YOUR ASSIGNMENT
Which lines of the listing below contain the word "true"? Return them.

EXERCISE INPUT
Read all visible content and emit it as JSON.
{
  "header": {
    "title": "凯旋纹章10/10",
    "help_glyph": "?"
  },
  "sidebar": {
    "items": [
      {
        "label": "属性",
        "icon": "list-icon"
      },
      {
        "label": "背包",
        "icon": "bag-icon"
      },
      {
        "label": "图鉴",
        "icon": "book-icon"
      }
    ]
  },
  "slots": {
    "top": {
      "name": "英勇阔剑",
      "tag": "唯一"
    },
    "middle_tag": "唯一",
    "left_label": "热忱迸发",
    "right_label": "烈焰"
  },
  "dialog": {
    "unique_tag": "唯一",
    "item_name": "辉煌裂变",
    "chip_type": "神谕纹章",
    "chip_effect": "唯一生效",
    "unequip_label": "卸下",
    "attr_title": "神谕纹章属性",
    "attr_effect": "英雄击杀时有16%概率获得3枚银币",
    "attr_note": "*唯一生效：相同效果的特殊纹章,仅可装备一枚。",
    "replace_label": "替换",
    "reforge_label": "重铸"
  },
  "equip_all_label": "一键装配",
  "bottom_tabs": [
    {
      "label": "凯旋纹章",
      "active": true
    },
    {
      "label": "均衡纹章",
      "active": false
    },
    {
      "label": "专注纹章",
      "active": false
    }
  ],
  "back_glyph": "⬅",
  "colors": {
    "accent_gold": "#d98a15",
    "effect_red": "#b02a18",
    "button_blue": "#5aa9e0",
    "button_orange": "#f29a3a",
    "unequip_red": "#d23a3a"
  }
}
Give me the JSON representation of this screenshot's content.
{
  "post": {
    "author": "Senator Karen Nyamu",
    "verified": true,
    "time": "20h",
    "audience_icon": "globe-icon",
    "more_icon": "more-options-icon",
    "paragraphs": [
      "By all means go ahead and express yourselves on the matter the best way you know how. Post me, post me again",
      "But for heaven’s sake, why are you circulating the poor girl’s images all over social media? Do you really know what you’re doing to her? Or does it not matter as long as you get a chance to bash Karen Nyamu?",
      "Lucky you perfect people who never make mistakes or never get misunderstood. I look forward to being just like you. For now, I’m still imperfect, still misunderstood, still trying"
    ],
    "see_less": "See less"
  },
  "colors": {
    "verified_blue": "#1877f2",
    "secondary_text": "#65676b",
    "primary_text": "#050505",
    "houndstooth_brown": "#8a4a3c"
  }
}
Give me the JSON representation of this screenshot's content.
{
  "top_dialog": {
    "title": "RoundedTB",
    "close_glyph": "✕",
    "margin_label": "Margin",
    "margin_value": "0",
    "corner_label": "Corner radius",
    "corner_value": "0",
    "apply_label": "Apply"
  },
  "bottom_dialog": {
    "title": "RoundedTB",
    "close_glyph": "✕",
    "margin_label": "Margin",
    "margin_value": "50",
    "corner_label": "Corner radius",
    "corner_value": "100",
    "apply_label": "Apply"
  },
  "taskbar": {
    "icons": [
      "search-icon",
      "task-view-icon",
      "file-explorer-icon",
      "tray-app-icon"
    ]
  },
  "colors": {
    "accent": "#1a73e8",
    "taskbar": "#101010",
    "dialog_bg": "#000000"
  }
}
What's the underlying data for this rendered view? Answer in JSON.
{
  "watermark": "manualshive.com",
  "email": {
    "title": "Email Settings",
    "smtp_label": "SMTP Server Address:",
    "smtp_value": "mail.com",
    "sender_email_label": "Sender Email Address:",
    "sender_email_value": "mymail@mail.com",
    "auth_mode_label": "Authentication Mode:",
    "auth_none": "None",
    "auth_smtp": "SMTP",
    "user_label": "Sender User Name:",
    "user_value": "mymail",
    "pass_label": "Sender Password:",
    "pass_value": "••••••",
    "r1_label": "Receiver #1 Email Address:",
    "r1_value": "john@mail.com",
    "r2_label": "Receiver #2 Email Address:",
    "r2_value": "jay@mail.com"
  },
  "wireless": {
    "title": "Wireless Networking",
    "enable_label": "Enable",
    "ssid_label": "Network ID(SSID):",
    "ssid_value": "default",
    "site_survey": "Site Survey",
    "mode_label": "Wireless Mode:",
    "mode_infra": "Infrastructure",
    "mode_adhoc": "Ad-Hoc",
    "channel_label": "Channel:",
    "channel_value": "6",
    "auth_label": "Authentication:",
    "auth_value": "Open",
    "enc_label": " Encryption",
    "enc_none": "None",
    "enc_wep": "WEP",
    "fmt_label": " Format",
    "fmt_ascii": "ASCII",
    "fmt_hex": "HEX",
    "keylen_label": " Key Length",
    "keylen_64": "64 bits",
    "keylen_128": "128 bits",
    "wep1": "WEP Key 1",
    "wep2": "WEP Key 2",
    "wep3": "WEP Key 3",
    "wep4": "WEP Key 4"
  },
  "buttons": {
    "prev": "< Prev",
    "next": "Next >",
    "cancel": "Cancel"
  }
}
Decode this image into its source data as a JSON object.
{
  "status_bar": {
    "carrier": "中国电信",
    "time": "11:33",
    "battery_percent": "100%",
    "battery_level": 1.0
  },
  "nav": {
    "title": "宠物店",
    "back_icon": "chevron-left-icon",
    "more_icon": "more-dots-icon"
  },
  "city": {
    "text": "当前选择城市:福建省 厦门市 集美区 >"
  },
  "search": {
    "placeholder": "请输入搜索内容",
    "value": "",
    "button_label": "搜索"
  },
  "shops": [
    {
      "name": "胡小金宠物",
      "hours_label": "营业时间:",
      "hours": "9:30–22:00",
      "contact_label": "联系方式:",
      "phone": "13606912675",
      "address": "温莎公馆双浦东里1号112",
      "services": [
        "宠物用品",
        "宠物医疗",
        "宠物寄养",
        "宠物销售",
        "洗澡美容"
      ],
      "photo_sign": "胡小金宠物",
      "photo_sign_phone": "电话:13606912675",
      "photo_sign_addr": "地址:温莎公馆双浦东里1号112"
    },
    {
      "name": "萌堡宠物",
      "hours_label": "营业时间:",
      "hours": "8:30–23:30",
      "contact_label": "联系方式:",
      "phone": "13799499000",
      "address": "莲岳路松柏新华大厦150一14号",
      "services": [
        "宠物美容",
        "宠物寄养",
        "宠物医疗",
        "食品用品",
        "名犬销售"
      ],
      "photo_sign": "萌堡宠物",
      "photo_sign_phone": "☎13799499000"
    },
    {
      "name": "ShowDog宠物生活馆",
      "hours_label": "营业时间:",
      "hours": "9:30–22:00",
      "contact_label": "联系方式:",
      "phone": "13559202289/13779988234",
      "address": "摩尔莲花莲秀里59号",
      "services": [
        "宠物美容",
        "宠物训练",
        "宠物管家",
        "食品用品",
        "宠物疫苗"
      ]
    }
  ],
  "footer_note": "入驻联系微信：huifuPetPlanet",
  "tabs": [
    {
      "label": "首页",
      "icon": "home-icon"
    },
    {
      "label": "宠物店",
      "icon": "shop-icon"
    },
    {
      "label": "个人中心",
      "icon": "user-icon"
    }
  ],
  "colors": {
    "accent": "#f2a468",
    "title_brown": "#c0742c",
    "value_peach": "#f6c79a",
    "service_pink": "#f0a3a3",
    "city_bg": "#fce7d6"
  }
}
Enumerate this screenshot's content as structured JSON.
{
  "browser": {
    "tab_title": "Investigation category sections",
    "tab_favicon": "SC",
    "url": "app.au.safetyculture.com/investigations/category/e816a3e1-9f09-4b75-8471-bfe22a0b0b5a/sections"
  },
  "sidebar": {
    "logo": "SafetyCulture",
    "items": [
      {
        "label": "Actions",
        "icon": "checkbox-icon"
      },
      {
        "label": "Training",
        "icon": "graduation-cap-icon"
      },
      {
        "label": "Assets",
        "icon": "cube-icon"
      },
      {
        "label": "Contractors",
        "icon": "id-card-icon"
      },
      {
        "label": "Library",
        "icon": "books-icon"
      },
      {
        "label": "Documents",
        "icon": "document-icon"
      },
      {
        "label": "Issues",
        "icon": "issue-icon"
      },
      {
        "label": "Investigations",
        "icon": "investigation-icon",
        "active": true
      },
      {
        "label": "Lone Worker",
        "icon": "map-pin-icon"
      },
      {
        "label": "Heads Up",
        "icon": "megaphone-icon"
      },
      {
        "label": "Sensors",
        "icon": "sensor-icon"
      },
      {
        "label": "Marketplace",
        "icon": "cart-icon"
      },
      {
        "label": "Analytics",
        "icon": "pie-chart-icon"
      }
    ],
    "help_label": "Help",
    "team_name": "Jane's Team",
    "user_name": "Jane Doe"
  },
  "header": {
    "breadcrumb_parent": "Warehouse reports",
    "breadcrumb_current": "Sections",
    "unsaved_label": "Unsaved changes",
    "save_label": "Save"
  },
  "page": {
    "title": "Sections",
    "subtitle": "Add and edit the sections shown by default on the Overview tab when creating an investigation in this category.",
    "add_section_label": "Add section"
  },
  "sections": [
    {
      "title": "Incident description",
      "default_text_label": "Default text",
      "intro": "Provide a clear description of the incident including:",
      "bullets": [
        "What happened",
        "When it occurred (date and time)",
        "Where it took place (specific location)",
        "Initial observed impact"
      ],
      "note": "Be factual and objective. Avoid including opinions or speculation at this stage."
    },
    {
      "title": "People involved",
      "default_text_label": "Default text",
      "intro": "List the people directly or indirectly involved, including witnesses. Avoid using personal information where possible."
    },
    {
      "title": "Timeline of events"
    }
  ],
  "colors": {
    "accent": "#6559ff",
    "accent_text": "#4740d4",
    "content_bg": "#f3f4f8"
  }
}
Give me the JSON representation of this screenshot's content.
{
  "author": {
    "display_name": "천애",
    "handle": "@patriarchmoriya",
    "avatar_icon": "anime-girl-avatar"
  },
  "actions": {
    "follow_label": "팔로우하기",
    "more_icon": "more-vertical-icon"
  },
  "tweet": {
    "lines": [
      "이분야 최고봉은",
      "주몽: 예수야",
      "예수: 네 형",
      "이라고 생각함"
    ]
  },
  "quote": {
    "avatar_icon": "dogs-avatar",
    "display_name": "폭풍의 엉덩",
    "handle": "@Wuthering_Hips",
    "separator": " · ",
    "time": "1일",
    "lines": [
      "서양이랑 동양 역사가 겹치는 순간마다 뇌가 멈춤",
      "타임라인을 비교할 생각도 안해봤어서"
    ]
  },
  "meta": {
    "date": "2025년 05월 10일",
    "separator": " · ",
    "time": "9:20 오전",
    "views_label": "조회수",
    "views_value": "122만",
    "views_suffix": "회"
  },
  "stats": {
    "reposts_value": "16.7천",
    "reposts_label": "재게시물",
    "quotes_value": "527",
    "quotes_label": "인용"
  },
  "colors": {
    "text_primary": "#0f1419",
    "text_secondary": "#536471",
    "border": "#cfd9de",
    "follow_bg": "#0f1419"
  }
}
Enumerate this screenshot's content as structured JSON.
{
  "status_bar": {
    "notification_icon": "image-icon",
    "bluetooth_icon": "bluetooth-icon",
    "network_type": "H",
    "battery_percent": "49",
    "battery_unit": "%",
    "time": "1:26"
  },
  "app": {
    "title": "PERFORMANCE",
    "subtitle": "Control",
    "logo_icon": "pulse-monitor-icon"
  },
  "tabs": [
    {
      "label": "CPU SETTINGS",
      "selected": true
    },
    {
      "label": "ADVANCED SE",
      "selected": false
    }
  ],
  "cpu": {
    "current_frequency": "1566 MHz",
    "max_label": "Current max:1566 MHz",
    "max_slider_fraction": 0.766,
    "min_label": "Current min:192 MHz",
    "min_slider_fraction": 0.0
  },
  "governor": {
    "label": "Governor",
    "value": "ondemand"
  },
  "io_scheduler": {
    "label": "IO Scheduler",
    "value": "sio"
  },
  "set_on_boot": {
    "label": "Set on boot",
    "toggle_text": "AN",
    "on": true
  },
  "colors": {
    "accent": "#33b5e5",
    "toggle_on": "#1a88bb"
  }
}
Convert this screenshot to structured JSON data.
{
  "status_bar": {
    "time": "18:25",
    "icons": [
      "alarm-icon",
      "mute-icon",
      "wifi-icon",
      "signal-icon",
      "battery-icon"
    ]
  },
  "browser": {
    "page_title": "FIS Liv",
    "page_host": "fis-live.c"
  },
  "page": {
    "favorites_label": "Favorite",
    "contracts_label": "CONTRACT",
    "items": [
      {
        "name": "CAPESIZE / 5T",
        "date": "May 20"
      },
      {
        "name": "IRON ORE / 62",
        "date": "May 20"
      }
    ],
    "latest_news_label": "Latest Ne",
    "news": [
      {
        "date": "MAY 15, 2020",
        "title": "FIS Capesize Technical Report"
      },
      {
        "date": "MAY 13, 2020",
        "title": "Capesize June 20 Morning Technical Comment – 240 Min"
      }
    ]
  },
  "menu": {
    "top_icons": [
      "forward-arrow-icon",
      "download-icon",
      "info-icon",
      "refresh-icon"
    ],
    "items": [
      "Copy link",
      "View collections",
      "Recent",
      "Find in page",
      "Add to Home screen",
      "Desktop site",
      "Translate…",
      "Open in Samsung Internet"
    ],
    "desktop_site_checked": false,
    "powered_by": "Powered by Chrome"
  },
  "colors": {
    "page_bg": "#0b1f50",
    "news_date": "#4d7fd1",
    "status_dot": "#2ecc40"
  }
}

THE COMPLETED TASK
      "active": true
    "verified": true,
        "active": true
      "selected": true
    "on": true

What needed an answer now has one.